Tally the lines of the data below that contain the string "list". Give the tally and nothing else.

[RAW DATA Boundary: Start]

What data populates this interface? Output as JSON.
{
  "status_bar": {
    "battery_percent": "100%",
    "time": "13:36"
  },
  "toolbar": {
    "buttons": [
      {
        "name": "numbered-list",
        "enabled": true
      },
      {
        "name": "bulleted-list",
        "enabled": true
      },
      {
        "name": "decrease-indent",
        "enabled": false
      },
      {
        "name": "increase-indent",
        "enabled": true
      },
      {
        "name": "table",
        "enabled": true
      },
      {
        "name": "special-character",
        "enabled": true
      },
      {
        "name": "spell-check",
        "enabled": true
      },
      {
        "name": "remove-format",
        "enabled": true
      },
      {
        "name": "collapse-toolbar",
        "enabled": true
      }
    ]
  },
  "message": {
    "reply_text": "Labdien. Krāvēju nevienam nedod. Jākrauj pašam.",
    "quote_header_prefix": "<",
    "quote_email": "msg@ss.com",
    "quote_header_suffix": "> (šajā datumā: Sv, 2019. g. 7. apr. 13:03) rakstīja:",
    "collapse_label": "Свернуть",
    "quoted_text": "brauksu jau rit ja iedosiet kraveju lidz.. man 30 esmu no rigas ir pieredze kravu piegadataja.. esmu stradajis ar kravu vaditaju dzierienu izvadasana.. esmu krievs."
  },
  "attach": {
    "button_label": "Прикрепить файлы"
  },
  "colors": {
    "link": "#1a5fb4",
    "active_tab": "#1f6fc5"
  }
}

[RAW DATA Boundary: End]
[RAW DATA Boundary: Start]

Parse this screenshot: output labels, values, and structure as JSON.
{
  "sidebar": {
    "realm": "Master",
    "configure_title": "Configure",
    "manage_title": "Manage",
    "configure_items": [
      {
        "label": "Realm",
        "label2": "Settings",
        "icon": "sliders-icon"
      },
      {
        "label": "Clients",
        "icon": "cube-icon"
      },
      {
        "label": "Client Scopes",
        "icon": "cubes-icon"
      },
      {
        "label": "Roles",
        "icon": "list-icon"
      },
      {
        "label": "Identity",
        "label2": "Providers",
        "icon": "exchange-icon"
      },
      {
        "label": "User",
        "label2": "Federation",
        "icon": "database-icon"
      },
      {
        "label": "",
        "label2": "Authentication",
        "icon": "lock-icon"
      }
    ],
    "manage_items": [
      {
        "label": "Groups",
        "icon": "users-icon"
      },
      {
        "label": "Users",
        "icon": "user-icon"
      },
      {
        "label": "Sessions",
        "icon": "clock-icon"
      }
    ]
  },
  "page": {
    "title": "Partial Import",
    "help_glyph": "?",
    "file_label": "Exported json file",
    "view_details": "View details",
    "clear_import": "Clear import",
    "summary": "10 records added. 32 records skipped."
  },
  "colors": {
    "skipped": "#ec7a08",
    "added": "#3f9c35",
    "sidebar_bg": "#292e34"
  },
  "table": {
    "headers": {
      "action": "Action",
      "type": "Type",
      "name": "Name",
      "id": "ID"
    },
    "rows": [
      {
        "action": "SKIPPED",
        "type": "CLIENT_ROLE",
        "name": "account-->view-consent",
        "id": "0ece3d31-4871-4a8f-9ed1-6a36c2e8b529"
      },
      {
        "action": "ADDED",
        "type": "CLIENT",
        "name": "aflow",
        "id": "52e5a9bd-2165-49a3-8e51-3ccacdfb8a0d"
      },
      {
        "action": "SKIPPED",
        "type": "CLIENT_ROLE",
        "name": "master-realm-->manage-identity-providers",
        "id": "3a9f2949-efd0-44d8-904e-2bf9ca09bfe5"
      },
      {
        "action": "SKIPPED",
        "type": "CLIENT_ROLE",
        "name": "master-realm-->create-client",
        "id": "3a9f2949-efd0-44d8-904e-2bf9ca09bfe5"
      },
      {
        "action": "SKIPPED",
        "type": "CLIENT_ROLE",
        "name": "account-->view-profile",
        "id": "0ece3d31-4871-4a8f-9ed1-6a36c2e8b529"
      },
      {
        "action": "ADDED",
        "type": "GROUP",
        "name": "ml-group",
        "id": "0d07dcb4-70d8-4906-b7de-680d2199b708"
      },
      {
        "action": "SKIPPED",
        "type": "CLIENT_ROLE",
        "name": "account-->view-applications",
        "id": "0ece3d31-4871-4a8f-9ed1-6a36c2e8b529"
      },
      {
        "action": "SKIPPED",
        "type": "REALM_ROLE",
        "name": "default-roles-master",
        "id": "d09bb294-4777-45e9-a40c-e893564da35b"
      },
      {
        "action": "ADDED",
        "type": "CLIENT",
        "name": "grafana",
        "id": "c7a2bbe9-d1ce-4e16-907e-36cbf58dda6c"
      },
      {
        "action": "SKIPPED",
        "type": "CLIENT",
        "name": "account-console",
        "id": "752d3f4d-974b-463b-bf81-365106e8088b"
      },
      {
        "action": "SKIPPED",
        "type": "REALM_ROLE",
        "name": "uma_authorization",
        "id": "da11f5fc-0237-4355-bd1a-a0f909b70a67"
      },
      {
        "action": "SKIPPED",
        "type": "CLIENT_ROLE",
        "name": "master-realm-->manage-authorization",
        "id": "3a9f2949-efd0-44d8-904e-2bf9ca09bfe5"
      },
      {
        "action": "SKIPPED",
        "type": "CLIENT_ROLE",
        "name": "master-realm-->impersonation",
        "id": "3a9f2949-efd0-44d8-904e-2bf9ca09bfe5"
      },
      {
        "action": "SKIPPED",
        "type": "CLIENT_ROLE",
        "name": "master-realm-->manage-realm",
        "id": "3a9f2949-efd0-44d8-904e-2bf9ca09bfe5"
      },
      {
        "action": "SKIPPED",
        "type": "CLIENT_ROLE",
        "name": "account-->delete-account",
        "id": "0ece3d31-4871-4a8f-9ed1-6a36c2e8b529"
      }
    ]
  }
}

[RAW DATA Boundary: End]

• **REPLY**
3